Input for this task:
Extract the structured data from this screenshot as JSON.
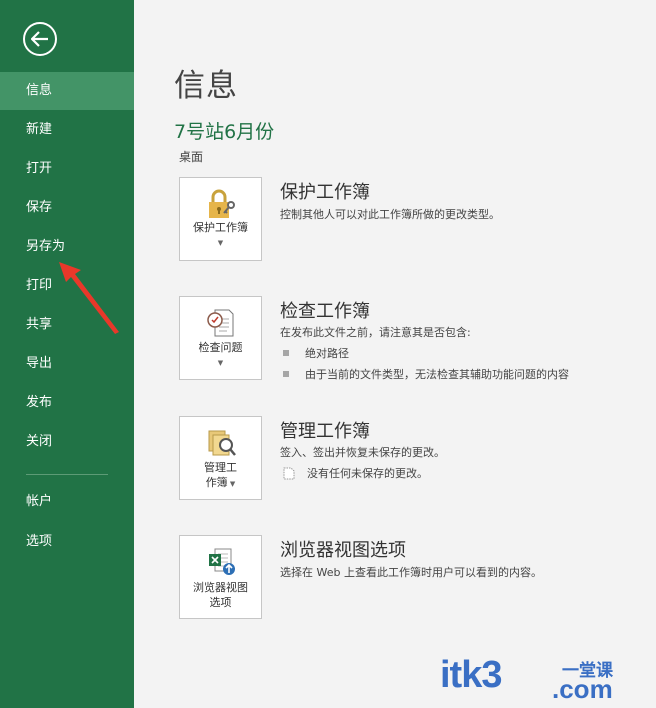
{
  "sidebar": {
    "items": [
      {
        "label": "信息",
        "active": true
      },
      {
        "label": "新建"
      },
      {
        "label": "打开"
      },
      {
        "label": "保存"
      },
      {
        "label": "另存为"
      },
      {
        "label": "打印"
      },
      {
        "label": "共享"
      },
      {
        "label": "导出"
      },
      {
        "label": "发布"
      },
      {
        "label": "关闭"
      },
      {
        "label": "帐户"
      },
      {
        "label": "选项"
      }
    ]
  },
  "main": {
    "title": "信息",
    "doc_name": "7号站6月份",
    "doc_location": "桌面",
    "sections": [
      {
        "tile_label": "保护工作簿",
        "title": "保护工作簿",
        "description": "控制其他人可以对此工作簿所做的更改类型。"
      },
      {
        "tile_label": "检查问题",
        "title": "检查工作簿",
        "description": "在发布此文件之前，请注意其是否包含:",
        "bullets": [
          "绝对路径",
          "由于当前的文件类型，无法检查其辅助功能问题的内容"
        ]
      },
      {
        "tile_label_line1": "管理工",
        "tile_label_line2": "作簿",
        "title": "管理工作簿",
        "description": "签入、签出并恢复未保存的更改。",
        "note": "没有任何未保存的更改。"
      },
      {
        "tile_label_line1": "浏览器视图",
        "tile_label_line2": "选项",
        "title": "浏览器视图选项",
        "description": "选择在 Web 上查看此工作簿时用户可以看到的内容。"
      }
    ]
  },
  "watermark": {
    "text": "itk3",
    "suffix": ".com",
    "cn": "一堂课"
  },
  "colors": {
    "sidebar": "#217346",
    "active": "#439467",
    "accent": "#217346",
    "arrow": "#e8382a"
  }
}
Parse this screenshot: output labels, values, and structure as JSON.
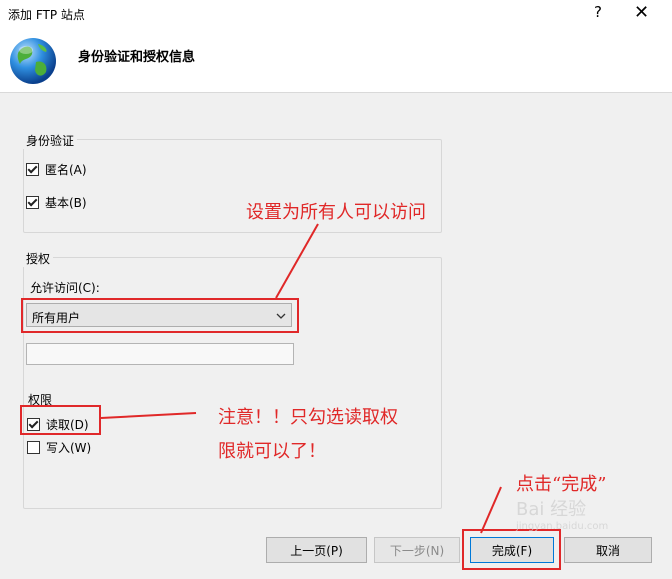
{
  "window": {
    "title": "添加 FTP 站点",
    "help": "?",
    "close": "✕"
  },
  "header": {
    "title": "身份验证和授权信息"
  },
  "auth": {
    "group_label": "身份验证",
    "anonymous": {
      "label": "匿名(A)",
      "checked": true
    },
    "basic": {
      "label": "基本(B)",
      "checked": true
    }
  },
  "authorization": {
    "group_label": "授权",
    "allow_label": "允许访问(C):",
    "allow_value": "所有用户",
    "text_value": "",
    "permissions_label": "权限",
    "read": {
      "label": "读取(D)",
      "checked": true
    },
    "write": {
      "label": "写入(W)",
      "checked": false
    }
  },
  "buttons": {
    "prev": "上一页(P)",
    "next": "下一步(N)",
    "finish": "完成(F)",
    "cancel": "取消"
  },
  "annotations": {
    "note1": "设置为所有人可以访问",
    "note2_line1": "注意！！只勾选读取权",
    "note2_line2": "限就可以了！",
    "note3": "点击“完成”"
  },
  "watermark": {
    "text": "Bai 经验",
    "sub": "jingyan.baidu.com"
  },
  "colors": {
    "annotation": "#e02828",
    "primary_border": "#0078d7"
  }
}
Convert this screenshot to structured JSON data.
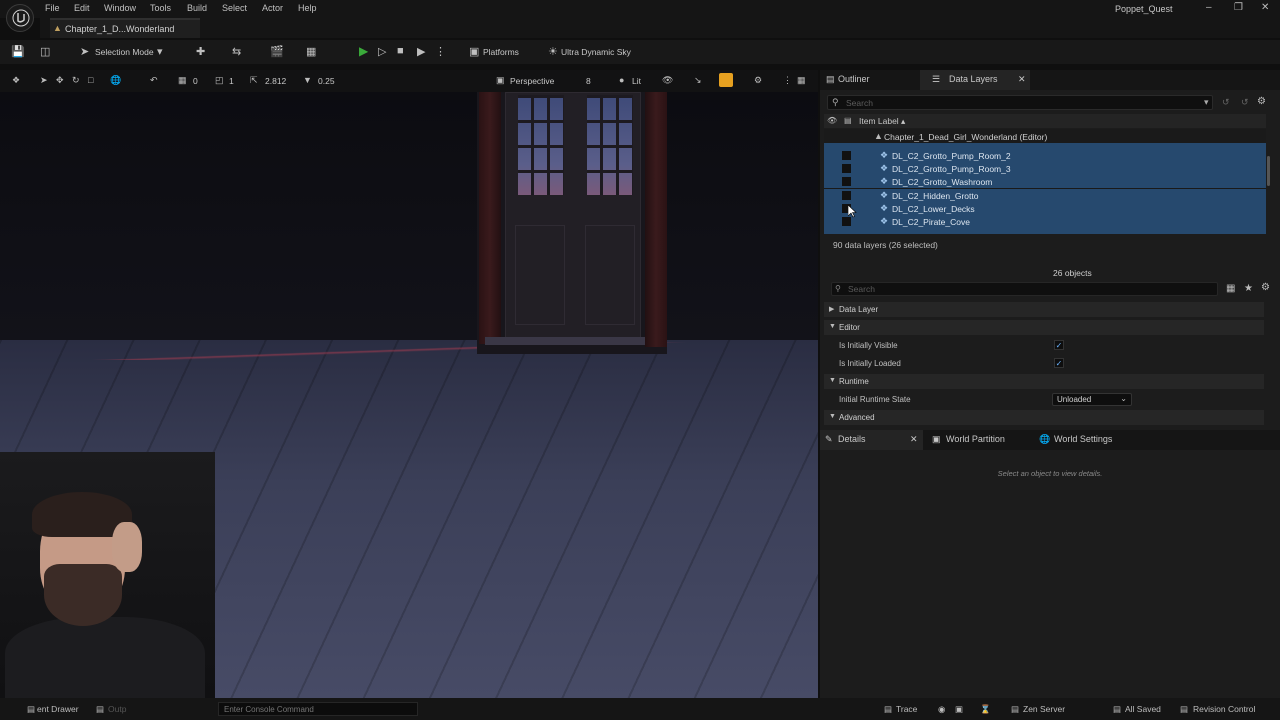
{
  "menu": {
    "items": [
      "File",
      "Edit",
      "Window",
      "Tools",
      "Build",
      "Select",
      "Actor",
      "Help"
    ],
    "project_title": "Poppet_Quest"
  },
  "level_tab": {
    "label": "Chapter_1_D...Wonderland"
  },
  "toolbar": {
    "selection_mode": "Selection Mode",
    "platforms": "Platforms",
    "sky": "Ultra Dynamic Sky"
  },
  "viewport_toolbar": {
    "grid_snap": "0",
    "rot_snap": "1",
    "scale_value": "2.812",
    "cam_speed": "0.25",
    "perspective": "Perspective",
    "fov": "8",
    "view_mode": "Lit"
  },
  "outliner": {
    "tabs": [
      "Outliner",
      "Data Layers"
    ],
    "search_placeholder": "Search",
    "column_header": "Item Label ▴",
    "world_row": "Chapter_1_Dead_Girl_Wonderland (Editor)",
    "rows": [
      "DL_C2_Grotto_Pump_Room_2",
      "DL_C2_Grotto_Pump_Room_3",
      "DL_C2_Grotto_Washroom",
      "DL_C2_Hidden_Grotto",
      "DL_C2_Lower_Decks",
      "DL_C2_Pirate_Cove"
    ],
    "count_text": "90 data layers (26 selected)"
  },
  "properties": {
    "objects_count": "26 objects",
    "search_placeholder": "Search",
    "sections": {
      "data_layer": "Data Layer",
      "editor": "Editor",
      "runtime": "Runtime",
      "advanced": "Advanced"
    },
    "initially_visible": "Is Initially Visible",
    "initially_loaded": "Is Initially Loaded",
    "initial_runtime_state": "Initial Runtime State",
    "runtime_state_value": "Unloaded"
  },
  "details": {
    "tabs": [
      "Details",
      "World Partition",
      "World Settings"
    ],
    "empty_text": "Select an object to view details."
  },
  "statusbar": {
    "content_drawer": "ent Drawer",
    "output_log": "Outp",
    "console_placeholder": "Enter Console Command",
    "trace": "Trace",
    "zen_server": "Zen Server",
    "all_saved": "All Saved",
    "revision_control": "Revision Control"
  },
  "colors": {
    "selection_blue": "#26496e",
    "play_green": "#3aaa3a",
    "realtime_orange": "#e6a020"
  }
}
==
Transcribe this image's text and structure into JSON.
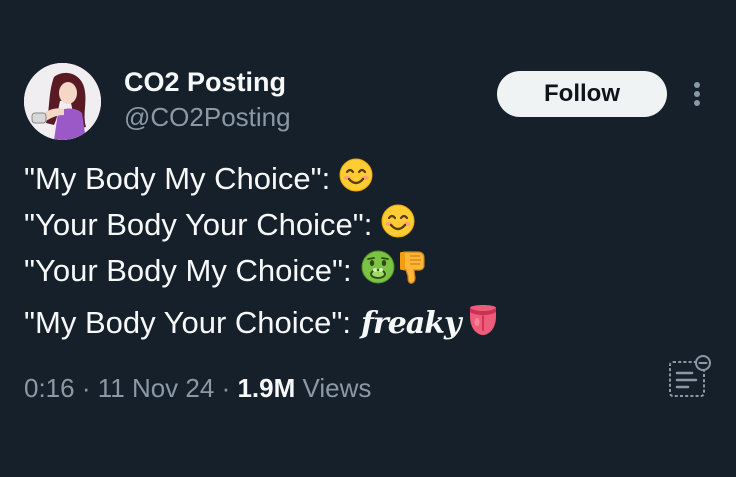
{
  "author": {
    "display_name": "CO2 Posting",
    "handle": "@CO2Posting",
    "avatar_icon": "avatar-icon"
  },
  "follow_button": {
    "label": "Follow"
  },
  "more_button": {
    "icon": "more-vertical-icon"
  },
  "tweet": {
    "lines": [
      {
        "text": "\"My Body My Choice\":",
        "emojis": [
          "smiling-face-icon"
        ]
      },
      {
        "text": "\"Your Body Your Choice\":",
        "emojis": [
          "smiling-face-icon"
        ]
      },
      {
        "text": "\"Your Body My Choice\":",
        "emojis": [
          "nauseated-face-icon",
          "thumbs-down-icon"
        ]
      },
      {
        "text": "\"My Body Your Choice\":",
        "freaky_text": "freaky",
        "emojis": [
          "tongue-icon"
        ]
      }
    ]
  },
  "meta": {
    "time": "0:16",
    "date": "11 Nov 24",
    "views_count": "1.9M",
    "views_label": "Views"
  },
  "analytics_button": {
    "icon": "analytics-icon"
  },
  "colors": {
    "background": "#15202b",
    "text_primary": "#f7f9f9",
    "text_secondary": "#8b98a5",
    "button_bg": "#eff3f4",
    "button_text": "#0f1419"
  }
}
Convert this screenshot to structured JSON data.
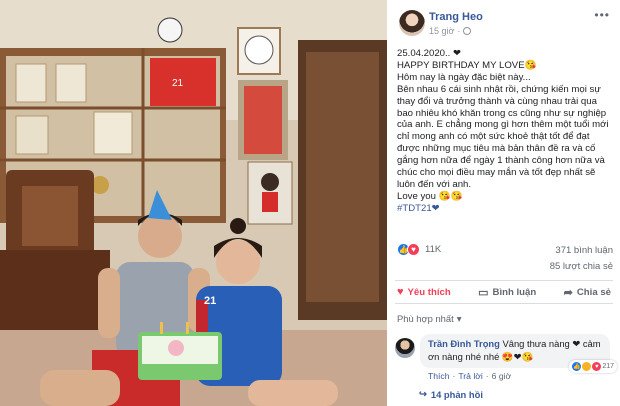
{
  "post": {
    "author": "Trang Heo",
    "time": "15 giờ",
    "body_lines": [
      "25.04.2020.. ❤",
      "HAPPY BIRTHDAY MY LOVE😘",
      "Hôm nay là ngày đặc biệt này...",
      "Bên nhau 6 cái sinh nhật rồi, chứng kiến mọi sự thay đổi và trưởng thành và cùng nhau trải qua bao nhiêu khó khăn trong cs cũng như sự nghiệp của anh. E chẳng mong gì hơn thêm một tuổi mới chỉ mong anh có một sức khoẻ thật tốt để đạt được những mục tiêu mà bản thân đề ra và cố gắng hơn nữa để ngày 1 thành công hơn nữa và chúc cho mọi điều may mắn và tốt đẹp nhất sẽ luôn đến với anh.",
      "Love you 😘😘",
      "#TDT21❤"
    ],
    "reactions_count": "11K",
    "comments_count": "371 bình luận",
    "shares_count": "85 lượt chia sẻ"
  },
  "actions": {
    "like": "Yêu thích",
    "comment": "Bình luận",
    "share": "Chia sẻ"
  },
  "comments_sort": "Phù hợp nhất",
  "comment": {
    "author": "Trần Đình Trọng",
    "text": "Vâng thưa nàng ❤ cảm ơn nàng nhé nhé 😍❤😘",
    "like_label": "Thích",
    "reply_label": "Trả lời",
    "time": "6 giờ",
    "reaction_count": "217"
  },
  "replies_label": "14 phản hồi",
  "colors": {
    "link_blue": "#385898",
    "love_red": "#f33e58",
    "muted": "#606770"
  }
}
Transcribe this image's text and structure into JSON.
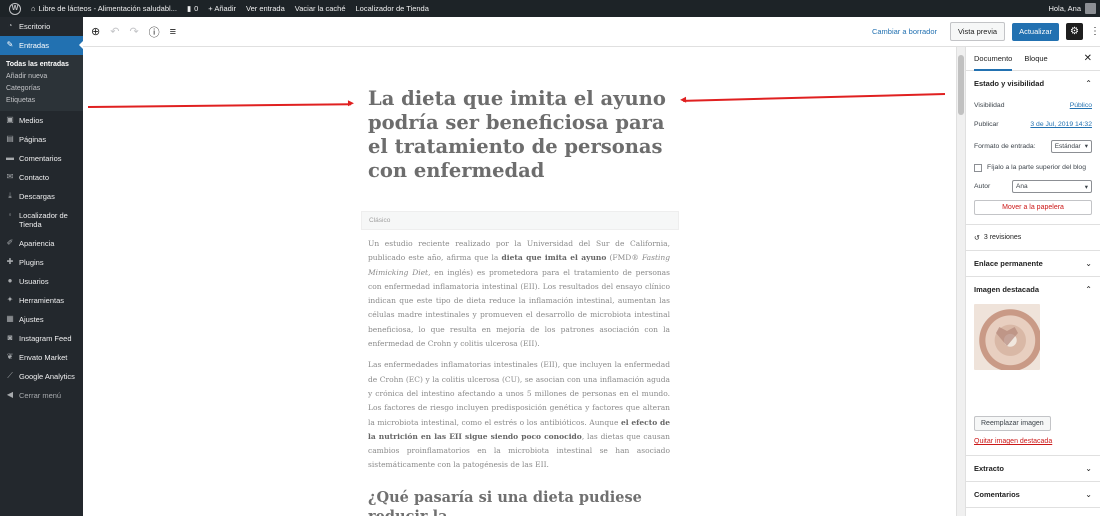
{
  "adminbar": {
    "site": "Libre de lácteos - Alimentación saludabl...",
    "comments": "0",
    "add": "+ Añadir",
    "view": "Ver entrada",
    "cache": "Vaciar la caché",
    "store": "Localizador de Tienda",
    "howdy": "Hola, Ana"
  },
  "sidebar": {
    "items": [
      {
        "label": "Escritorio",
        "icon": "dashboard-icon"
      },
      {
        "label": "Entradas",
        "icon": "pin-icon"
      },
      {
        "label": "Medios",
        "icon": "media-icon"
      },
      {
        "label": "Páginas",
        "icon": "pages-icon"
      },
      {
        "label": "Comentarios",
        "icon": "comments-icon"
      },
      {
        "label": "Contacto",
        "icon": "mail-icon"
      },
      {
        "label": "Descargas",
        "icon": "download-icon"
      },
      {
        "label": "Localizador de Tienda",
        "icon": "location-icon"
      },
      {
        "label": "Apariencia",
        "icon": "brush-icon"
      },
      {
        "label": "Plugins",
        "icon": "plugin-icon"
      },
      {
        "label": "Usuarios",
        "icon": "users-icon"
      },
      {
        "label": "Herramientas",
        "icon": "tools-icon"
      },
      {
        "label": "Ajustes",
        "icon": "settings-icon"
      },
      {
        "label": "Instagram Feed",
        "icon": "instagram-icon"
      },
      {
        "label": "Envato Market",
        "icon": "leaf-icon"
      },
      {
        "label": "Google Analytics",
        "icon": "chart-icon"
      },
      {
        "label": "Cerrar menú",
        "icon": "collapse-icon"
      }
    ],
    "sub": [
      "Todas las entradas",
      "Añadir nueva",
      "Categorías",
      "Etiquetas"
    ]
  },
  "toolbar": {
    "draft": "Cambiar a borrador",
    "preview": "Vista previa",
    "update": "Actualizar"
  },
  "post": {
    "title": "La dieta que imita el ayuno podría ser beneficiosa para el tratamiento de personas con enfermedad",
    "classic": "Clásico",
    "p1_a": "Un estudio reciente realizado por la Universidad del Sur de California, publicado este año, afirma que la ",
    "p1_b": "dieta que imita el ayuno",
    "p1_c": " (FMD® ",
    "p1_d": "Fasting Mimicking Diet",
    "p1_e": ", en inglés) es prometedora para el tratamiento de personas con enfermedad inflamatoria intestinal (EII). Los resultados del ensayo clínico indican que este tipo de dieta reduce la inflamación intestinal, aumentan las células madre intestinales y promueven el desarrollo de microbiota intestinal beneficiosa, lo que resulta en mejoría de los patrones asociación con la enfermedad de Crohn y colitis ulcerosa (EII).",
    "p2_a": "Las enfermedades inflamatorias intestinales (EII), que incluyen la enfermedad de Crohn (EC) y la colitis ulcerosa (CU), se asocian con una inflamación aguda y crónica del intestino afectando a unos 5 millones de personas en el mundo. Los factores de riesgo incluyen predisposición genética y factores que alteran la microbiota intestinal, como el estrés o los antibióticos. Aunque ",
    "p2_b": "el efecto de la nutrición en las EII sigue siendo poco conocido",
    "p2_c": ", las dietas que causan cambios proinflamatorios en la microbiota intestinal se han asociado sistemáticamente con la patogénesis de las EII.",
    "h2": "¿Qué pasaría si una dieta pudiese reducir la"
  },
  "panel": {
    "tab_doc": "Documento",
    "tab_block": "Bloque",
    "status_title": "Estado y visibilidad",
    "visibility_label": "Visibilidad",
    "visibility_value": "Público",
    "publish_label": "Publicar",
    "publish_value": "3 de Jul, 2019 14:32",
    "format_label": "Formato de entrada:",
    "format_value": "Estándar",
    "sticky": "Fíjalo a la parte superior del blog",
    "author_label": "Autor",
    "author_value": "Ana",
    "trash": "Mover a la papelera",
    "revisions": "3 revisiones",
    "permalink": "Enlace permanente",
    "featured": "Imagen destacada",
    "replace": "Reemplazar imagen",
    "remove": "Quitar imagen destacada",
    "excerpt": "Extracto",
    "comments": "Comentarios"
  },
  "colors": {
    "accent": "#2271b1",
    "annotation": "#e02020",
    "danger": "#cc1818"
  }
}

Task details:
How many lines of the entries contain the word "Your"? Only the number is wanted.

Solution to this task:
3